Where the string "Ringö" occurs in a line of the data below, that line should be copied.

• **DATA EXCERPTS**

◇ ◇ ◇ ◇ ◇ ◇ ◇

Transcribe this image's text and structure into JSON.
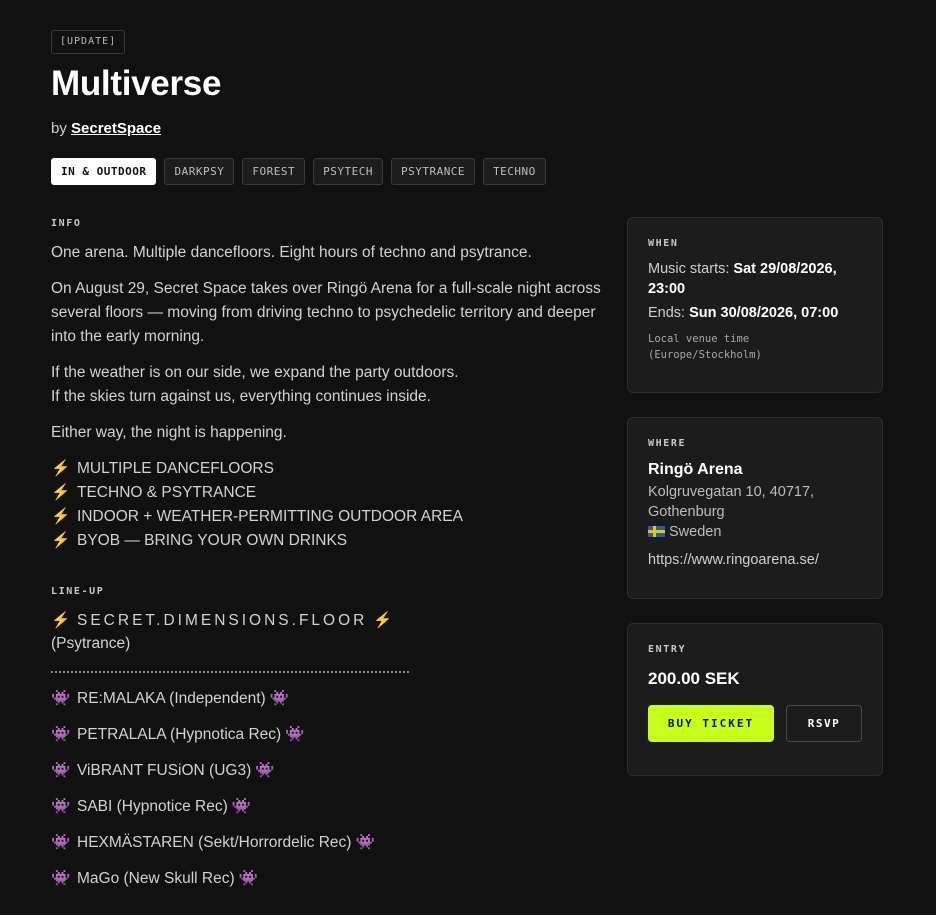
{
  "header": {
    "badge": "[UPDATE]",
    "title": "Multiverse",
    "by_prefix": "by",
    "organizer": "SecretSpace"
  },
  "tags": [
    "IN & OUTDOOR",
    "DARKPSY",
    "FOREST",
    "PSYTECH",
    "PSYTRANCE",
    "TECHNO"
  ],
  "info": {
    "label": "INFO",
    "p1": "One arena. Multiple dancefloors. Eight hours of techno and psytrance.",
    "p2": "On August 29, Secret Space takes over Ringö Arena for a full-scale night across several floors — moving from driving techno to psychedelic territory and deeper into the early morning.",
    "p3a": "If the weather is on our side, we expand the party outdoors.",
    "p3b": "If the skies turn against us, everything continues inside.",
    "p4": "Either way, the night is happening.",
    "bullet_icon": "lightning-icon",
    "bullets": [
      "MULTIPLE DANCEFLOORS",
      "TECHNO & PSYTRANCE",
      "INDOOR + WEATHER-PERMITTING OUTDOOR AREA",
      "BYOB — BRING YOUR OWN DRINKS"
    ]
  },
  "lineup": {
    "label": "LINE-UP",
    "floor_title": "SECRET.DIMENSIONS.FLOOR",
    "floor_genre": "(Psytrance)",
    "artist_icon": "alien-monster-icon",
    "artists": [
      "RE:MALAKA (Independent)",
      "PETRALALA (Hypnotica Rec)",
      "ViBRANT FUSiON (UG3)",
      "SABI (Hypnotice Rec)",
      "HEXMÄSTAREN (Sekt/Horrordelic Rec)",
      "MaGo (New Skull Rec)"
    ]
  },
  "when": {
    "label": "WHEN",
    "starts_label": "Music starts:",
    "starts_value": "Sat 29/08/2026, 23:00",
    "ends_label": "Ends:",
    "ends_value": "Sun 30/08/2026, 07:00",
    "tz_note": "Local venue time (Europe/Stockholm)"
  },
  "where": {
    "label": "WHERE",
    "venue": "Ringö Arena",
    "address": "Kolgruvegatan 10, 40717, Gothenburg",
    "country": "Sweden",
    "url": "https://www.ringoarena.se/"
  },
  "entry": {
    "label": "ENTRY",
    "price": "200.00 SEK",
    "buy_label": "BUY TICKET",
    "rsvp_label": "RSVP"
  },
  "colors": {
    "accent": "#c6ff1a",
    "background": "#111111",
    "card": "#1c1c1c",
    "bolt": "#ff8a3d",
    "alien": "#8a6cd8"
  }
}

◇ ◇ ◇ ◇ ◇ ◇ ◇

• **COMPLETED TASK**
    "p2": "On August 29, Secret Space takes over Ringö Arena for a full-scale night across several floors — moving from driving techno to psychedelic territory and deeper into the early morning.",
    "venue": "Ringö Arena",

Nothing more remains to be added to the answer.